(Entries from a dataset of interfaces)
----------------

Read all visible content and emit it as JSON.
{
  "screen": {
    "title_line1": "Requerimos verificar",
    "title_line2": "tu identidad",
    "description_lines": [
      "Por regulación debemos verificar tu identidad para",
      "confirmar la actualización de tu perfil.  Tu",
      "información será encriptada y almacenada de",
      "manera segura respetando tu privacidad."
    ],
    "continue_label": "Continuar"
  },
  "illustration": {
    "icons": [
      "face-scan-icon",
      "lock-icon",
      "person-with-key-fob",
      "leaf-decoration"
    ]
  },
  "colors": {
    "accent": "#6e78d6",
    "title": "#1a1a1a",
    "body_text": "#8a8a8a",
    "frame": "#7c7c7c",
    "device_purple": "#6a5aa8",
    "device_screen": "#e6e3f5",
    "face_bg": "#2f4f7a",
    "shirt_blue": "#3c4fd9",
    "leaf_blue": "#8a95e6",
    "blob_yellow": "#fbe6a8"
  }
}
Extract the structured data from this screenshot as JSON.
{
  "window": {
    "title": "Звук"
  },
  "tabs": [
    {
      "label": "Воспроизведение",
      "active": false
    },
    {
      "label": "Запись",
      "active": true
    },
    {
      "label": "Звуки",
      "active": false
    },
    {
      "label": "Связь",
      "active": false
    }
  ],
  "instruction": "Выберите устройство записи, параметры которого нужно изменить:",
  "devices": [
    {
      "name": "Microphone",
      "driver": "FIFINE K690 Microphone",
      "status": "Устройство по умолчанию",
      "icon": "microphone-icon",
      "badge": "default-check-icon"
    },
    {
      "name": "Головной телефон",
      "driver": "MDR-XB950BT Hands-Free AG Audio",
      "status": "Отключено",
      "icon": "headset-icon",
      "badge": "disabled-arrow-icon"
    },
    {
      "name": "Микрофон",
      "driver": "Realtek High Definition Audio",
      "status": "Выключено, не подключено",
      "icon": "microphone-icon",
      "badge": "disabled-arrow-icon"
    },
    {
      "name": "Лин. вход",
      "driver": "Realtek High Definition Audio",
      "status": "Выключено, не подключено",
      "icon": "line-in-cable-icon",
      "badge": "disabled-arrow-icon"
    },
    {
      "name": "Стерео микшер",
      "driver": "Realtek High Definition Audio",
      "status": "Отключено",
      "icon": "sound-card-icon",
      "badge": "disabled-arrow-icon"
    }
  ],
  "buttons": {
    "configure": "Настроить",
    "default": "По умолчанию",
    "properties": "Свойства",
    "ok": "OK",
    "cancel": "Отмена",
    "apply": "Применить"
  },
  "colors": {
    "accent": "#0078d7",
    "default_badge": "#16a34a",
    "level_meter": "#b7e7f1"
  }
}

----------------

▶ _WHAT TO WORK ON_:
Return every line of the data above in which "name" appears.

▶ _SOLUTION TO THIS PROBLEM_:
      "name": "Microphone",
      "name": "Головной телефон",
      "name": "Микрофон",
      "name": "Лин. вход",
      "name": "Стерео микшер",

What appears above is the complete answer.